* _To do_:
Copy the entries below exactly. Images do not belong in the copy.
::: Input data
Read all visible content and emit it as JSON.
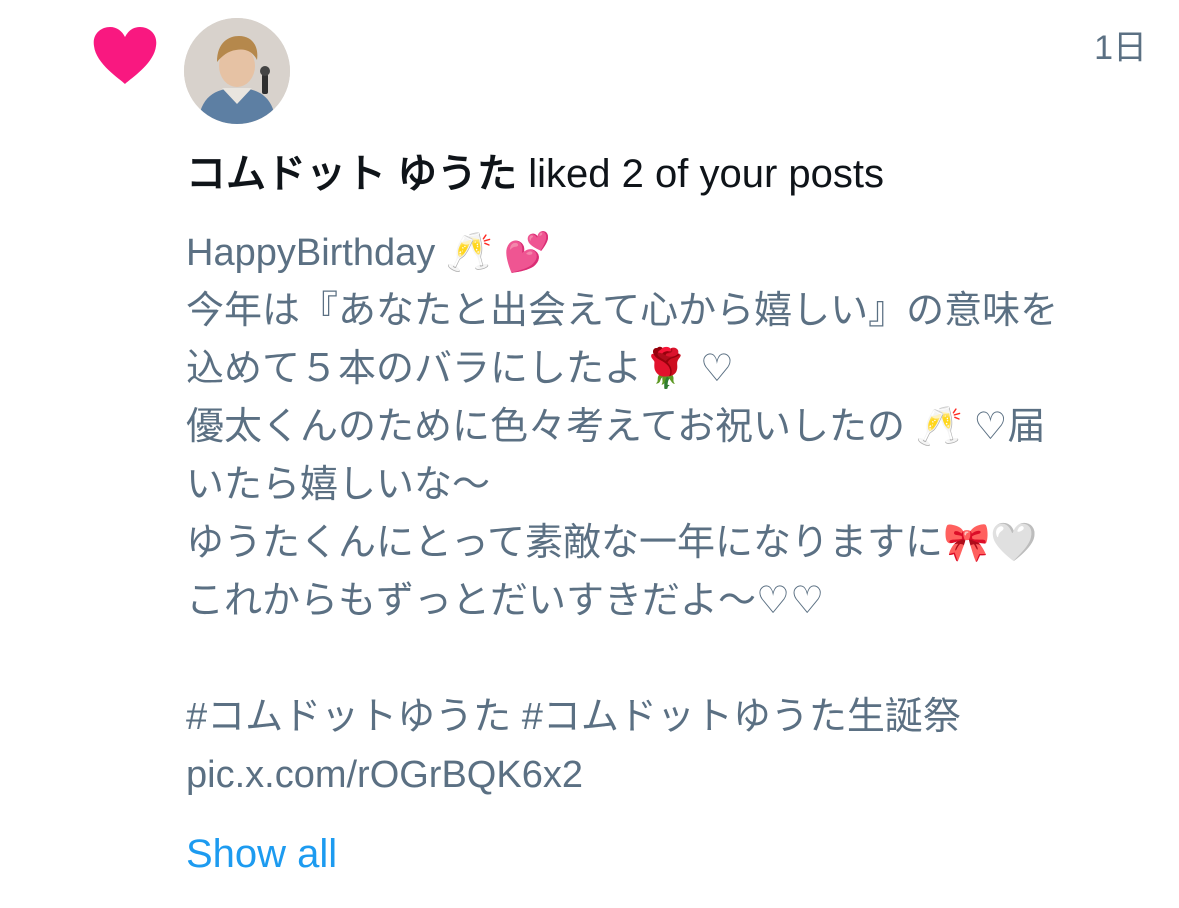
{
  "notification": {
    "timestamp": "1日",
    "user_name": "コムドット ゆうた",
    "action_text": " liked 2 of your posts",
    "post_lines": [
      "HappyBirthday 🥂 💕",
      "今年は『あなたと出会えて心から嬉しい』の意味を",
      "込めて５本のバラにしたよ🌹 ♡",
      "優太くんのために色々考えてお祝いしたの 🥂 ♡届",
      "いたら嬉しいな〜",
      "ゆうたくんにとって素敵な一年になりますに🎀🤍",
      "これからもずっとだいすきだよ〜♡♡",
      "",
      "#コムドットゆうた #コムドットゆうた生誕祭",
      "pic.x.com/rOGrBQK6x2"
    ],
    "show_all_label": "Show all",
    "icon": "heart-icon",
    "colors": {
      "heart": "#f91880",
      "name": "#0f1419",
      "body": "#5b7083",
      "link": "#1d9bf0"
    }
  }
}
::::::
* _Task solution_:
Read all visible content and emit it as JSON.
{
  "notification": {
    "timestamp": "1日",
    "user_name": "コムドット ゆうた",
    "action_text": " liked 2 of your posts",
    "post_lines": [
      "HappyBirthday 🥂 💕",
      "今年は『あなたと出会えて心から嬉しい』の意味を",
      "込めて５本のバラにしたよ🌹 ♡",
      "優太くんのために色々考えてお祝いしたの 🥂 ♡届",
      "いたら嬉しいな〜",
      "ゆうたくんにとって素敵な一年になりますに🎀🤍",
      "これからもずっとだいすきだよ〜♡♡",
      "",
      "#コムドットゆうた #コムドットゆうた生誕祭",
      "pic.x.com/rOGrBQK6x2"
    ],
    "show_all_label": "Show all",
    "icon": "heart-icon",
    "colors": {
      "heart": "#f91880",
      "name": "#0f1419",
      "body": "#5b7083",
      "link": "#1d9bf0"
    }
  }
}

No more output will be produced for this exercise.